§ **WHAT THE EXERCISE ASKS**
Return the records that follow, matching each one exactly.

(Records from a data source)
########################################

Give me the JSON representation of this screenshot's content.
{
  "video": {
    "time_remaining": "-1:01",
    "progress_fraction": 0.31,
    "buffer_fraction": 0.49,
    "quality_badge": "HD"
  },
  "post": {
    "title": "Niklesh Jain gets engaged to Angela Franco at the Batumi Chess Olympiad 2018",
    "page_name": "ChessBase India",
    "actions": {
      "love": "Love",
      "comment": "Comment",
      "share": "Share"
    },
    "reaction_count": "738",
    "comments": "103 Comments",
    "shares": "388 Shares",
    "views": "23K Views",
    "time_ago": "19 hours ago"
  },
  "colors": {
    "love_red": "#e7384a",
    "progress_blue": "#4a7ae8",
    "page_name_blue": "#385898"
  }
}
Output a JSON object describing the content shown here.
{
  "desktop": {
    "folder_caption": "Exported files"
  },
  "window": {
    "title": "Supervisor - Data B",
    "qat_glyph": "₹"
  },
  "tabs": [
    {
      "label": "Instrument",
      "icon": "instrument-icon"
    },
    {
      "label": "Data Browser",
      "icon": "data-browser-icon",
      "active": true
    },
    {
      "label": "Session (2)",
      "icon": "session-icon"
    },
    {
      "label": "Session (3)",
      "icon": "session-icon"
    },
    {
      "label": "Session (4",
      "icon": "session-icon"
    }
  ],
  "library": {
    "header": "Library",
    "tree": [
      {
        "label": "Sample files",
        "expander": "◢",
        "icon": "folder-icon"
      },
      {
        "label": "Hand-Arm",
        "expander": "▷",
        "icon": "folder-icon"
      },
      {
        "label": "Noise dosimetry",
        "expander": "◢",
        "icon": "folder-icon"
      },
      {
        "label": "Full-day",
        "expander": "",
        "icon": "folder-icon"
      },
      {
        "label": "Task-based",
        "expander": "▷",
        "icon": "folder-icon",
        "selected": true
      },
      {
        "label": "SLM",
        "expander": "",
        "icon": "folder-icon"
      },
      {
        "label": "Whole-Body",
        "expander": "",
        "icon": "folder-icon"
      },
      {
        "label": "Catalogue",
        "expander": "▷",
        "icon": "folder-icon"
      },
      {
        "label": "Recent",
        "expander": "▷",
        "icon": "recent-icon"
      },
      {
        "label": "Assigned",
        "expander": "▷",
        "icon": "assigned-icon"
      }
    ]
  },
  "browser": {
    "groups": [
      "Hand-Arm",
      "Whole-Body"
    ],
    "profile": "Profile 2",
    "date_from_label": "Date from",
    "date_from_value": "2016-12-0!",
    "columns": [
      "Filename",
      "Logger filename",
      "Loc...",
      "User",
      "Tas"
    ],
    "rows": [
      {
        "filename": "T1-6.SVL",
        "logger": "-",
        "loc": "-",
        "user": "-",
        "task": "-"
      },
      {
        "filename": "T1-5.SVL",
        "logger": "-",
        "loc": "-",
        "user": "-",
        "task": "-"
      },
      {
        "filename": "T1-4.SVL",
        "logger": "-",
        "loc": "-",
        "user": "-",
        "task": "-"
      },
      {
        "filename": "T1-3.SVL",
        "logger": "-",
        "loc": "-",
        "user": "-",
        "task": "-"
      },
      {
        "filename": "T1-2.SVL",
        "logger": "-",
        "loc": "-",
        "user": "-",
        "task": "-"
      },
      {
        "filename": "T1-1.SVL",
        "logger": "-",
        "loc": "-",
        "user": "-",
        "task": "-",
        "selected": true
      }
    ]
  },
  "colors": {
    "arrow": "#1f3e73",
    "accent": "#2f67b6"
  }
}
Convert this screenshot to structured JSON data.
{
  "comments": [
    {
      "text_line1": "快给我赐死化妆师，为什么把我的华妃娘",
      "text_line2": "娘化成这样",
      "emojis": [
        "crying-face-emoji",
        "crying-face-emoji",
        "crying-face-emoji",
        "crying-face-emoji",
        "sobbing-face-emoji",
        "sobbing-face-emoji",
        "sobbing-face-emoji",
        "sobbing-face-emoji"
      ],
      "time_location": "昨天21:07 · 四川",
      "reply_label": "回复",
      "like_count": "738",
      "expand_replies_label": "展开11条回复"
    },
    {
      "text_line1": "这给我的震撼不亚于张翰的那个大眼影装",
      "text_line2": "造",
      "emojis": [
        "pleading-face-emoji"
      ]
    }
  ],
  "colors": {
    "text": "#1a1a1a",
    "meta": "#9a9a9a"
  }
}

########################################

§ **RESPONSE TO THIS TASK**
Give me the JSON representation of this screenshot's content.
{
  "video": {
    "time_remaining": "-1:01",
    "progress_fraction": 0.31,
    "buffer_fraction": 0.49,
    "quality_badge": "HD"
  },
  "post": {
    "title": "Niklesh Jain gets engaged to Angela Franco at the Batumi Chess Olympiad 2018",
    "page_name": "ChessBase India",
    "actions": {
      "love": "Love",
      "comment": "Comment",
      "share": "Share"
    },
    "reaction_count": "738",
    "comments": "103 Comments",
    "shares": "388 Shares",
    "views": "23K Views",
    "time_ago": "19 hours ago"
  },
  "colors": {
    "love_red": "#e7384a",
    "progress_blue": "#4a7ae8",
    "page_name_blue": "#385898"
  }
}
Output a JSON object describing the content shown here.
{
  "desktop": {
    "folder_caption": "Exported files"
  },
  "window": {
    "title": "Supervisor - Data B",
    "qat_glyph": "₹"
  },
  "tabs": [
    {
      "label": "Instrument",
      "icon": "instrument-icon"
    },
    {
      "label": "Data Browser",
      "icon": "data-browser-icon",
      "active": true
    },
    {
      "label": "Session (2)",
      "icon": "session-icon"
    },
    {
      "label": "Session (3)",
      "icon": "session-icon"
    },
    {
      "label": "Session (4",
      "icon": "session-icon"
    }
  ],
  "library": {
    "header": "Library",
    "tree": [
      {
        "label": "Sample files",
        "expander": "◢",
        "icon": "folder-icon"
      },
      {
        "label": "Hand-Arm",
        "expander": "▷",
        "icon": "folder-icon"
      },
      {
        "label": "Noise dosimetry",
        "expander": "◢",
        "icon": "folder-icon"
      },
      {
        "label": "Full-day",
        "expander": "",
        "icon": "folder-icon"
      },
      {
        "label": "Task-based",
        "expander": "▷",
        "icon": "folder-icon",
        "selected": true
      },
      {
        "label": "SLM",
        "expander": "",
        "icon": "folder-icon"
      },
      {
        "label": "Whole-Body",
        "expander": "",
        "icon": "folder-icon"
      },
      {
        "label": "Catalogue",
        "expander": "▷",
        "icon": "folder-icon"
      },
      {
        "label": "Recent",
        "expander": "▷",
        "icon": "recent-icon"
      },
      {
        "label": "Assigned",
        "expander": "▷",
        "icon": "assigned-icon"
      }
    ]
  },
  "browser": {
    "groups": [
      "Hand-Arm",
      "Whole-Body"
    ],
    "profile": "Profile 2",
    "date_from_label": "Date from",
    "date_from_value": "2016-12-0!",
    "columns": [
      "Filename",
      "Logger filename",
      "Loc...",
      "User",
      "Tas"
    ],
    "rows": [
      {
        "filename": "T1-6.SVL",
        "logger": "-",
        "loc": "-",
        "user": "-",
        "task": "-"
      },
      {
        "filename": "T1-5.SVL",
        "logger": "-",
        "loc": "-",
        "user": "-",
        "task": "-"
      },
      {
        "filename": "T1-4.SVL",
        "logger": "-",
        "loc": "-",
        "user": "-",
        "task": "-"
      },
      {
        "filename": "T1-3.SVL",
        "logger": "-",
        "loc": "-",
        "user": "-",
        "task": "-"
      },
      {
        "filename": "T1-2.SVL",
        "logger": "-",
        "loc": "-",
        "user": "-",
        "task": "-"
      },
      {
        "filename": "T1-1.SVL",
        "logger": "-",
        "loc": "-",
        "user": "-",
        "task": "-",
        "selected": true
      }
    ]
  },
  "colors": {
    "arrow": "#1f3e73",
    "accent": "#2f67b6"
  }
}
Convert this screenshot to structured JSON data.
{
  "comments": [
    {
      "text_line1": "快给我赐死化妆师，为什么把我的华妃娘",
      "text_line2": "娘化成这样",
      "emojis": [
        "crying-face-emoji",
        "crying-face-emoji",
        "crying-face-emoji",
        "crying-face-emoji",
        "sobbing-face-emoji",
        "sobbing-face-emoji",
        "sobbing-face-emoji",
        "sobbing-face-emoji"
      ],
      "time_location": "昨天21:07 · 四川",
      "reply_label": "回复",
      "like_count": "738",
      "expand_replies_label": "展开11条回复"
    },
    {
      "text_line1": "这给我的震撼不亚于张翰的那个大眼影装",
      "text_line2": "造",
      "emojis": [
        "pleading-face-emoji"
      ]
    }
  ],
  "colors": {
    "text": "#1a1a1a",
    "meta": "#9a9a9a"
  }
}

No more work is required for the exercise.